A Problem with STEM
MetadataShow full item record
Striking differences between physics and biology have important implications for interdisciplinary science, technology, engineering, and mathematics (STEM) education. I am a physicist with interdisciplinary connections. The research group in which I work, the Center for Nonlinear Dynamics at the University of Texas at Austin, is converting into the physics department home for biological physics. Many ofmycollaborations have been with faculty in engineering. For the past 15 years, I have been codirector of the program at the University of Texas at Austin that prepares secondary science and mathematics teachers (UTeach, 2012). The future teachers take a course on scientific research I developed and deliver together with colleagues from biology, astronomy, chemistry, and biochemistry (Marder, 2011). This background naturally makes me an enthusiastic advocate of interdisciplinary education at the secondary and undergraduate levels. Yet at the same time, I am worried by some features of what may be coming.
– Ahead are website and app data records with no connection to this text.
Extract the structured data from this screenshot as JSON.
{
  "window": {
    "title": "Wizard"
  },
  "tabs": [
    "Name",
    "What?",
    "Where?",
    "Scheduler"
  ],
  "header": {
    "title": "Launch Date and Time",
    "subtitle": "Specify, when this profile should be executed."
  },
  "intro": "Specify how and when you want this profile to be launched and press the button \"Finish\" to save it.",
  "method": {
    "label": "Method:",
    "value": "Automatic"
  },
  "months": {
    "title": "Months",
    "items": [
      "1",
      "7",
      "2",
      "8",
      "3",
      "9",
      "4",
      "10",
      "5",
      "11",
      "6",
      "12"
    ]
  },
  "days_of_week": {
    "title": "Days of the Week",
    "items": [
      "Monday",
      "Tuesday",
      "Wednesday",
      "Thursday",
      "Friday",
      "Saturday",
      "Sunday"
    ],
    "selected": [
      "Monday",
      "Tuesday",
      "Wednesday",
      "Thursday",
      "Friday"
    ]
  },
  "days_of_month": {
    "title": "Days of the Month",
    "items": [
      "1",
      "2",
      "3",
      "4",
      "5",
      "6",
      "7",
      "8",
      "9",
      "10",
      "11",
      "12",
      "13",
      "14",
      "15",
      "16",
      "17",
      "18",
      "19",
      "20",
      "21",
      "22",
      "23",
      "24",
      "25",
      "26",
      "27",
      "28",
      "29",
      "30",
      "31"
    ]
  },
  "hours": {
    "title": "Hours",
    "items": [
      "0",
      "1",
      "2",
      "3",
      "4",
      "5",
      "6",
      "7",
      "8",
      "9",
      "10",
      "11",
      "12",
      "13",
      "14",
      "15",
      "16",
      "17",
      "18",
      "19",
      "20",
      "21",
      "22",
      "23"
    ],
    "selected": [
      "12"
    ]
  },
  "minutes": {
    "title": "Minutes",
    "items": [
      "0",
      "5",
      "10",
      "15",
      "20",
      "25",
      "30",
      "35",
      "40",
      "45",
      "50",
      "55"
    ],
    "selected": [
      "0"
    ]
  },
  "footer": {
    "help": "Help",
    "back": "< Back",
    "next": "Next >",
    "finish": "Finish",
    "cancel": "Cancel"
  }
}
These worries have to do with what can happen as we are all lumped together under the heading of STEM.